» **Task instructions**
Extract each line of the records below that contains the word "Shift".

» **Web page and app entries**

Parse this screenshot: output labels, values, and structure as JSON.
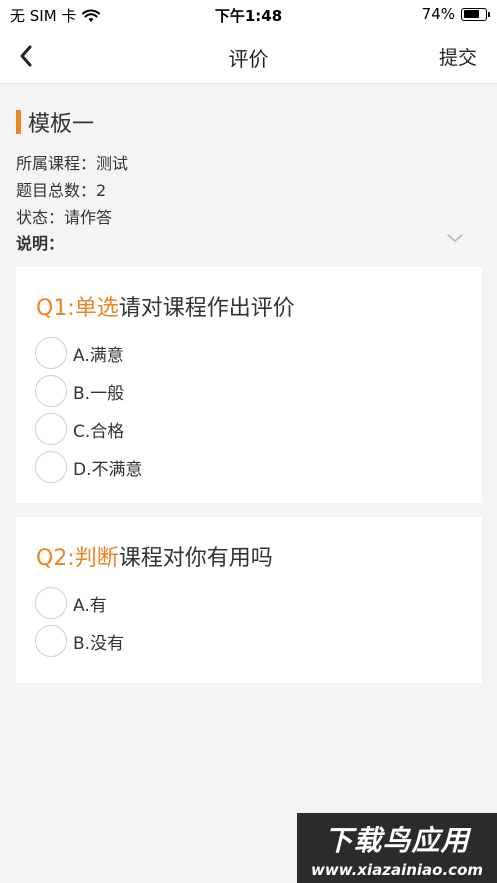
{
  "status_bar": {
    "carrier": "无 SIM 卡",
    "time": "下午1:48",
    "battery_percent": "74%",
    "battery_level": 0.74
  },
  "nav": {
    "title": "评价",
    "submit_label": "提交",
    "back_icon": "chevron-left-icon"
  },
  "template": {
    "title": "模板一",
    "course_label": "所属课程：",
    "course_value": "测试",
    "count_label": "题目总数：",
    "count_value": "2",
    "status_label": "状态：",
    "status_value": "请作答",
    "desc_label": "说明：",
    "expand_icon": "chevron-down-icon"
  },
  "questions": [
    {
      "prefix": "Q1:单选",
      "text": "请对课程作出评价",
      "options": [
        "A.满意",
        "B.一般",
        "C.合格",
        "D.不满意"
      ]
    },
    {
      "prefix": "Q2:判断",
      "text": "课程对你有用吗",
      "options": [
        "A.有",
        "B.没有"
      ]
    }
  ],
  "watermark": {
    "line1": "下载鸟应用",
    "line2": "www.xiazainiao.com"
  },
  "colors": {
    "accent": "#f08324",
    "background": "#f4f4f4",
    "card": "#ffffff"
  }
}
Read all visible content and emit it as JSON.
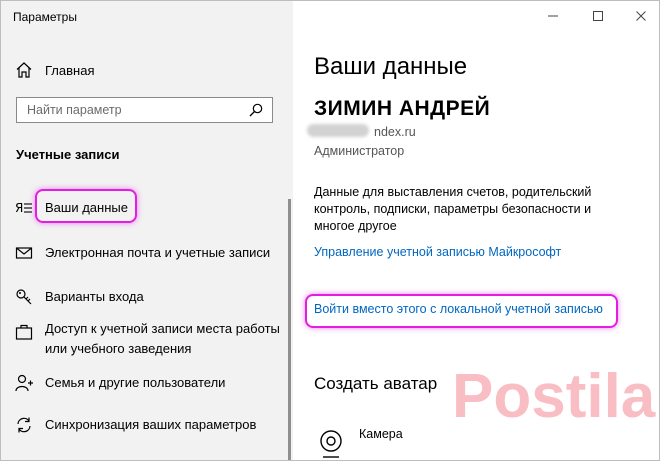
{
  "window": {
    "title": "Параметры",
    "controls": {
      "minimize": "—",
      "maximize": "☐",
      "close": "✕"
    }
  },
  "sidebar": {
    "home_label": "Главная",
    "search_placeholder": "Найти параметр",
    "section_title": "Учетные записи",
    "items": [
      {
        "label": "Ваши данные",
        "icon": "person-card-icon",
        "selected": true
      },
      {
        "label": "Электронная почта и учетные записи",
        "icon": "mail-icon"
      },
      {
        "label": "Варианты входа",
        "icon": "key-icon"
      },
      {
        "label": "Доступ к учетной записи места работы или учебного заведения",
        "icon": "briefcase-icon"
      },
      {
        "label": "Семья и другие пользователи",
        "icon": "person-add-icon"
      },
      {
        "label": "Синхронизация ваших параметров",
        "icon": "sync-icon"
      }
    ]
  },
  "main": {
    "heading": "Ваши данные",
    "user_name": "ЗИМИН АНДРЕЙ",
    "email": "ndex.ru",
    "role": "Администратор",
    "description": "Данные для выставления счетов, родительский контроль, подписки, параметры безопасности и многое другое",
    "manage_link": "Управление учетной записью Майкрософт",
    "local_account_link": "Войти вместо этого с локальной учетной записью",
    "avatar_heading": "Создать аватар",
    "camera_label": "Камера"
  },
  "colors": {
    "sidebar_bg": "#f2f2f2",
    "link": "#0067c0",
    "highlight": "#e21ee0",
    "watermark": "#eb3246"
  },
  "watermark_text": "Postila"
}
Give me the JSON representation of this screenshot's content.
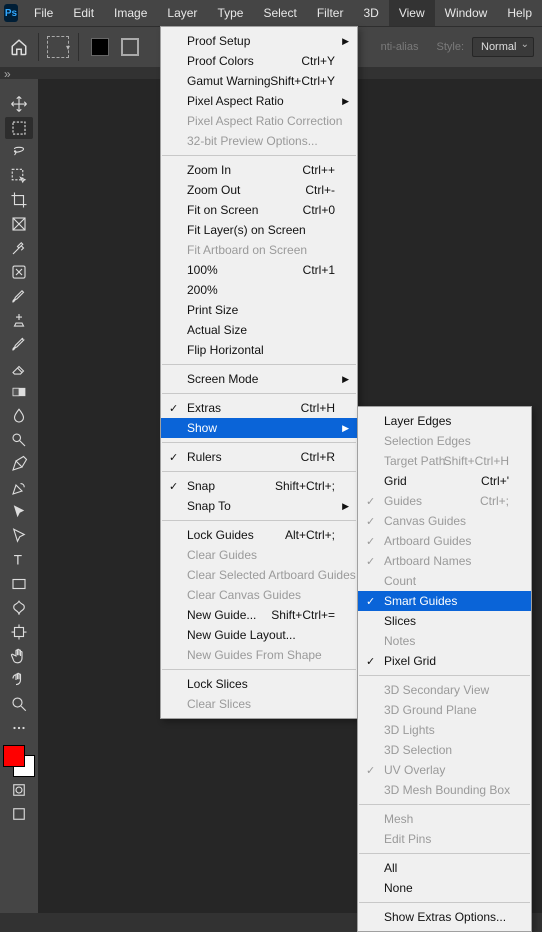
{
  "menu_bar": {
    "items": [
      "File",
      "Edit",
      "Image",
      "Layer",
      "Type",
      "Select",
      "Filter",
      "3D",
      "View",
      "Window",
      "Help"
    ],
    "active_index": 8
  },
  "options_bar": {
    "anti_alias_label": "nti-alias",
    "style_label": "Style:",
    "style_value": "Normal"
  },
  "swatch": {
    "fg": "#ff0000",
    "bg": "#ffffff"
  },
  "tools": [
    "move-tool",
    "rectangular-marquee-tool",
    "lasso-tool",
    "object-selection-tool",
    "crop-tool",
    "frame-tool",
    "eyedropper-tool",
    "spot-healing-brush-tool",
    "brush-tool",
    "clone-stamp-tool",
    "history-brush-tool",
    "eraser-tool",
    "gradient-tool",
    "blur-tool",
    "dodge-tool",
    "pen-tool",
    "horizontal-type-tool",
    "path-selection-tool",
    "rectangle-tool",
    "hand-tool",
    "zoom-tool",
    "artboard-tool",
    "curvature-pen-tool",
    "direct-selection-tool",
    "custom-shape-tool",
    "rotate-view-tool",
    "edit-toolbar"
  ],
  "view_menu": [
    {
      "label": "Proof Setup",
      "sub": true
    },
    {
      "label": "Proof Colors",
      "shortcut": "Ctrl+Y"
    },
    {
      "label": "Gamut Warning",
      "shortcut": "Shift+Ctrl+Y"
    },
    {
      "label": "Pixel Aspect Ratio",
      "sub": true
    },
    {
      "label": "Pixel Aspect Ratio Correction",
      "disabled": true
    },
    {
      "label": "32-bit Preview Options...",
      "disabled": true
    },
    {
      "sep": true
    },
    {
      "label": "Zoom In",
      "shortcut": "Ctrl++"
    },
    {
      "label": "Zoom Out",
      "shortcut": "Ctrl+-"
    },
    {
      "label": "Fit on Screen",
      "shortcut": "Ctrl+0"
    },
    {
      "label": "Fit Layer(s) on Screen"
    },
    {
      "label": "Fit Artboard on Screen",
      "disabled": true
    },
    {
      "label": "100%",
      "shortcut": "Ctrl+1"
    },
    {
      "label": "200%"
    },
    {
      "label": "Print Size"
    },
    {
      "label": "Actual Size"
    },
    {
      "label": "Flip Horizontal"
    },
    {
      "sep": true
    },
    {
      "label": "Screen Mode",
      "sub": true
    },
    {
      "sep": true
    },
    {
      "label": "Extras",
      "shortcut": "Ctrl+H",
      "checked": true
    },
    {
      "label": "Show",
      "sub": true,
      "highlight": true
    },
    {
      "sep": true
    },
    {
      "label": "Rulers",
      "shortcut": "Ctrl+R",
      "checked": true
    },
    {
      "sep": true
    },
    {
      "label": "Snap",
      "shortcut": "Shift+Ctrl+;",
      "checked": true
    },
    {
      "label": "Snap To",
      "sub": true
    },
    {
      "sep": true
    },
    {
      "label": "Lock Guides",
      "shortcut": "Alt+Ctrl+;"
    },
    {
      "label": "Clear Guides",
      "disabled": true
    },
    {
      "label": "Clear Selected Artboard Guides",
      "disabled": true
    },
    {
      "label": "Clear Canvas Guides",
      "disabled": true
    },
    {
      "label": "New Guide...",
      "shortcut": "Shift+Ctrl+="
    },
    {
      "label": "New Guide Layout..."
    },
    {
      "label": "New Guides From Shape",
      "disabled": true
    },
    {
      "sep": true
    },
    {
      "label": "Lock Slices"
    },
    {
      "label": "Clear Slices",
      "disabled": true
    }
  ],
  "show_submenu": [
    {
      "label": "Layer Edges"
    },
    {
      "label": "Selection Edges",
      "disabled": true
    },
    {
      "label": "Target Path",
      "shortcut": "Shift+Ctrl+H",
      "disabled": true
    },
    {
      "label": "Grid",
      "shortcut": "Ctrl+'"
    },
    {
      "label": "Guides",
      "shortcut": "Ctrl+;",
      "checked": true,
      "disabled": true
    },
    {
      "label": "Canvas Guides",
      "checked": true,
      "disabled": true
    },
    {
      "label": "Artboard Guides",
      "checked": true,
      "disabled": true
    },
    {
      "label": "Artboard Names",
      "checked": true,
      "disabled": true
    },
    {
      "label": "Count",
      "disabled": true
    },
    {
      "label": "Smart Guides",
      "checked": true,
      "highlight": true
    },
    {
      "label": "Slices"
    },
    {
      "label": "Notes",
      "disabled": true
    },
    {
      "label": "Pixel Grid",
      "checked": true
    },
    {
      "sep": true
    },
    {
      "label": "3D Secondary View",
      "disabled": true
    },
    {
      "label": "3D Ground Plane",
      "disabled": true
    },
    {
      "label": "3D Lights",
      "disabled": true
    },
    {
      "label": "3D Selection",
      "disabled": true
    },
    {
      "label": "UV Overlay",
      "checked": true,
      "disabled": true
    },
    {
      "label": "3D Mesh Bounding Box",
      "disabled": true
    },
    {
      "sep": true
    },
    {
      "label": "Mesh",
      "disabled": true
    },
    {
      "label": "Edit Pins",
      "disabled": true
    },
    {
      "sep": true
    },
    {
      "label": "All"
    },
    {
      "label": "None"
    },
    {
      "sep": true
    },
    {
      "label": "Show Extras Options..."
    }
  ]
}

» **Your response**
      "shortcut": "Shift+Ctrl+Y"
      "shortcut": "Shift+Ctrl+;",
      "shortcut": "Shift+Ctrl+="
      "shortcut": "Shift+Ctrl+H",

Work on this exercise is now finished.